WHAT IS NEEDED: Check each line below for the word "używane", and copy those that have it.

DATA TO PROCESS:
----------

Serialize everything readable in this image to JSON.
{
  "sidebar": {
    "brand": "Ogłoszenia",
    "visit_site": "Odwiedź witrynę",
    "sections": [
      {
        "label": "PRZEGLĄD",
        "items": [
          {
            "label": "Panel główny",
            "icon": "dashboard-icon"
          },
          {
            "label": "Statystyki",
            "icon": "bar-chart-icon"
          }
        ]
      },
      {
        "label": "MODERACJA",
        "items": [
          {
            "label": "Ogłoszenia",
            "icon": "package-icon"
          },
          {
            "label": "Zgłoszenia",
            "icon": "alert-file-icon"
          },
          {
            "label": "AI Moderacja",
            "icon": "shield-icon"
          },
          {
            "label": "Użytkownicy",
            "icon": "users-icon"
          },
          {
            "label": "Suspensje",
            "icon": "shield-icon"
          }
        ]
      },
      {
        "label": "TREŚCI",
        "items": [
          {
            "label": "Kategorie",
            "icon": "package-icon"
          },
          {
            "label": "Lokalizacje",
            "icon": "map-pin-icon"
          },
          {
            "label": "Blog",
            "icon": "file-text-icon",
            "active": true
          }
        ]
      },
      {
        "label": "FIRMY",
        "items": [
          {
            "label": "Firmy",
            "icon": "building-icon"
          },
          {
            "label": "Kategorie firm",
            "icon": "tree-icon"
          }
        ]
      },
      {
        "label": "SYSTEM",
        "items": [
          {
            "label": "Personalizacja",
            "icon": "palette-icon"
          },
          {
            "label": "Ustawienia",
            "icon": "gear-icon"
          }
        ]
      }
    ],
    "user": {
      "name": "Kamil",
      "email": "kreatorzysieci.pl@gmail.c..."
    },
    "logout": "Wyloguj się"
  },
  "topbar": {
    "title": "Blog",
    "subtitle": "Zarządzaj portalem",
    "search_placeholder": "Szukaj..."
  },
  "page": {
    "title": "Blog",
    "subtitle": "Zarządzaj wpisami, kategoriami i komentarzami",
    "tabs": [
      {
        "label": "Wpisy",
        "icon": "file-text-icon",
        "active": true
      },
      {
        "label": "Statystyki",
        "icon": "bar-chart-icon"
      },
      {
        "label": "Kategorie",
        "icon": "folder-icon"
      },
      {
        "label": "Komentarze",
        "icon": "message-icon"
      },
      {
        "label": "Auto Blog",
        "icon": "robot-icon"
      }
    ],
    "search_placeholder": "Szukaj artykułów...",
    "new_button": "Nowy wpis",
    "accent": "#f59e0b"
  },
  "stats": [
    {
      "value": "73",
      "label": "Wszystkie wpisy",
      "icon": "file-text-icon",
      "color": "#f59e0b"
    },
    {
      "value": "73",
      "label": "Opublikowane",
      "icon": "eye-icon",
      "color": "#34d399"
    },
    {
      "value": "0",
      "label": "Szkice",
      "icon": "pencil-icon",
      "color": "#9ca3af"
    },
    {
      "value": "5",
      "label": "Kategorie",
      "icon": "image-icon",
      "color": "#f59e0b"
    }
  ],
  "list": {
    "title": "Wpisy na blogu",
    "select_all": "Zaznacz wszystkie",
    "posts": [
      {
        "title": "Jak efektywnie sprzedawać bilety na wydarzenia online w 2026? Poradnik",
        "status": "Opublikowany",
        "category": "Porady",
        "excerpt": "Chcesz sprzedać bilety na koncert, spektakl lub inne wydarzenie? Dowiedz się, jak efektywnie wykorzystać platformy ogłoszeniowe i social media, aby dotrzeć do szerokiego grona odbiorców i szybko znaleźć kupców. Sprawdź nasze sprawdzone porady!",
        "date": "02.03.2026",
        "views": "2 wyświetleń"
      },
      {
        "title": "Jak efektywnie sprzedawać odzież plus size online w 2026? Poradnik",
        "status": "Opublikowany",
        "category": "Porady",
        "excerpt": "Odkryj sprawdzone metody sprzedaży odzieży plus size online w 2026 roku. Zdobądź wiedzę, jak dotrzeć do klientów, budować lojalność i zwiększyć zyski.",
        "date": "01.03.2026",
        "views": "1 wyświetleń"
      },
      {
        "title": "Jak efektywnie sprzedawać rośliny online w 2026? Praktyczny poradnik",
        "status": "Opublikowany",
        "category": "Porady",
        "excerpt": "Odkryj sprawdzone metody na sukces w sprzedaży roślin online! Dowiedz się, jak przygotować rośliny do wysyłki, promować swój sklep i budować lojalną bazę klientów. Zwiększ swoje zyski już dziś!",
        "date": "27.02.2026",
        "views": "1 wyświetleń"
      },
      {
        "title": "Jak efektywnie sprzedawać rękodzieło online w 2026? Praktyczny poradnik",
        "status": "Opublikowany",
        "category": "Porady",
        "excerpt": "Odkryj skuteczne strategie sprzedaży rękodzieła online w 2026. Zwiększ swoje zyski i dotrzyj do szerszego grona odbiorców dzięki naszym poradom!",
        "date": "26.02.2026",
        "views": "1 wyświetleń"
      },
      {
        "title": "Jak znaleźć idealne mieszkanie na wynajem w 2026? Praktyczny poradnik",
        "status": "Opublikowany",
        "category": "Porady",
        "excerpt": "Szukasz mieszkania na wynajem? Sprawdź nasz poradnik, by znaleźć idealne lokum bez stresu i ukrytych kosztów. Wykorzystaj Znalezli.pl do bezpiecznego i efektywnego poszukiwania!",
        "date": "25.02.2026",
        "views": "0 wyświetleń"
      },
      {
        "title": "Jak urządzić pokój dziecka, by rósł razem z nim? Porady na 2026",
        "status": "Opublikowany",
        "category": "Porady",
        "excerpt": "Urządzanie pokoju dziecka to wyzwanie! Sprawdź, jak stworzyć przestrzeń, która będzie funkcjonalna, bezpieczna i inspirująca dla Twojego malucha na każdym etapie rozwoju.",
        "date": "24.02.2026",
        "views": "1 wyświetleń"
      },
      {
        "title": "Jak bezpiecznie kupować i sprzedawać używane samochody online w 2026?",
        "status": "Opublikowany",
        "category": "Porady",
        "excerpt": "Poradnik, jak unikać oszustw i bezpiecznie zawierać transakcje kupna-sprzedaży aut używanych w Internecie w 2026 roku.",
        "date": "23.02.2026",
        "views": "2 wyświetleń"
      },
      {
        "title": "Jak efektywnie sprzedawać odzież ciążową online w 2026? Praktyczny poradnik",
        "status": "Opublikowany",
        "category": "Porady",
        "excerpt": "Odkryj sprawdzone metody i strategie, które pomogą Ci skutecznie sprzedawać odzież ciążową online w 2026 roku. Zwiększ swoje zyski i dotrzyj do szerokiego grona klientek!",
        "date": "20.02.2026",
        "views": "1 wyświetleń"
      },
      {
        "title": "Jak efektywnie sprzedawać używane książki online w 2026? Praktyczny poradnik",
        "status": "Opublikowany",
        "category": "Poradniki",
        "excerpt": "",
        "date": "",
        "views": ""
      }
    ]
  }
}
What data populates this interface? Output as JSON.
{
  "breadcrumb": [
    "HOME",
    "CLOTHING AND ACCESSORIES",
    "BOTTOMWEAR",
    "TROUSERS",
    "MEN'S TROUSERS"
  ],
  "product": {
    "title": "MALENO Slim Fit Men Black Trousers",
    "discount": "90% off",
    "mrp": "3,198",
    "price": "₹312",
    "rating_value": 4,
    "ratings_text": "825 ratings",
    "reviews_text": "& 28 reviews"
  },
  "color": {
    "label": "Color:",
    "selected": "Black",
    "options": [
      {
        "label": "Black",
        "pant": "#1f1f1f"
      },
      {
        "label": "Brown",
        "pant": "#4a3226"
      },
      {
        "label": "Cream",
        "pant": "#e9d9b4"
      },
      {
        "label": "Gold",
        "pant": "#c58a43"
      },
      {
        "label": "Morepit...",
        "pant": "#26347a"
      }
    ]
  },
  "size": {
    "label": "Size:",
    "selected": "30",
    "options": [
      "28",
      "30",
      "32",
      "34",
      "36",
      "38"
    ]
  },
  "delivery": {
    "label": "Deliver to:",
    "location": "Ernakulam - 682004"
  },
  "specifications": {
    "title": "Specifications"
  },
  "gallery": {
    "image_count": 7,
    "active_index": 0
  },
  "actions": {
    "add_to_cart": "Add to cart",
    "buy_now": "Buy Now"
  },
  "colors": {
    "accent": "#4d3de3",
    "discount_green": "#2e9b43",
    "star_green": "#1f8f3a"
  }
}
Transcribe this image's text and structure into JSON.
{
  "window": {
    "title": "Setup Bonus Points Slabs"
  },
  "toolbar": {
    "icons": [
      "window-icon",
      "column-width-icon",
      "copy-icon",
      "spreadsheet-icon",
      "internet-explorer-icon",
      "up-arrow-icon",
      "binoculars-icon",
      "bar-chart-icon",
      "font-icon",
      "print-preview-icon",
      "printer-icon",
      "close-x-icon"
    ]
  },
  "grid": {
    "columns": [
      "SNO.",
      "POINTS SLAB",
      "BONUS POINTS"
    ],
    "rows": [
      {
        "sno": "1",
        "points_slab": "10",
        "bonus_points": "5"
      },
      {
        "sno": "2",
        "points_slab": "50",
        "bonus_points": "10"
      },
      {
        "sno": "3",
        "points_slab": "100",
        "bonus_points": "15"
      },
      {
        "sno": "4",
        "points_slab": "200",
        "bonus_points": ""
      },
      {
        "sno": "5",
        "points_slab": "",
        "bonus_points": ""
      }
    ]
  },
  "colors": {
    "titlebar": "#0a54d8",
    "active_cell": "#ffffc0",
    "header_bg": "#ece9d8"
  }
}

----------

ANSWER BOX:
        "title": "Jak bezpiecznie kupować i sprzedawać używane samochody online w 2026?",
        "title": "Jak efektywnie sprzedawać używane książki online w 2026? Praktyczny poradnik",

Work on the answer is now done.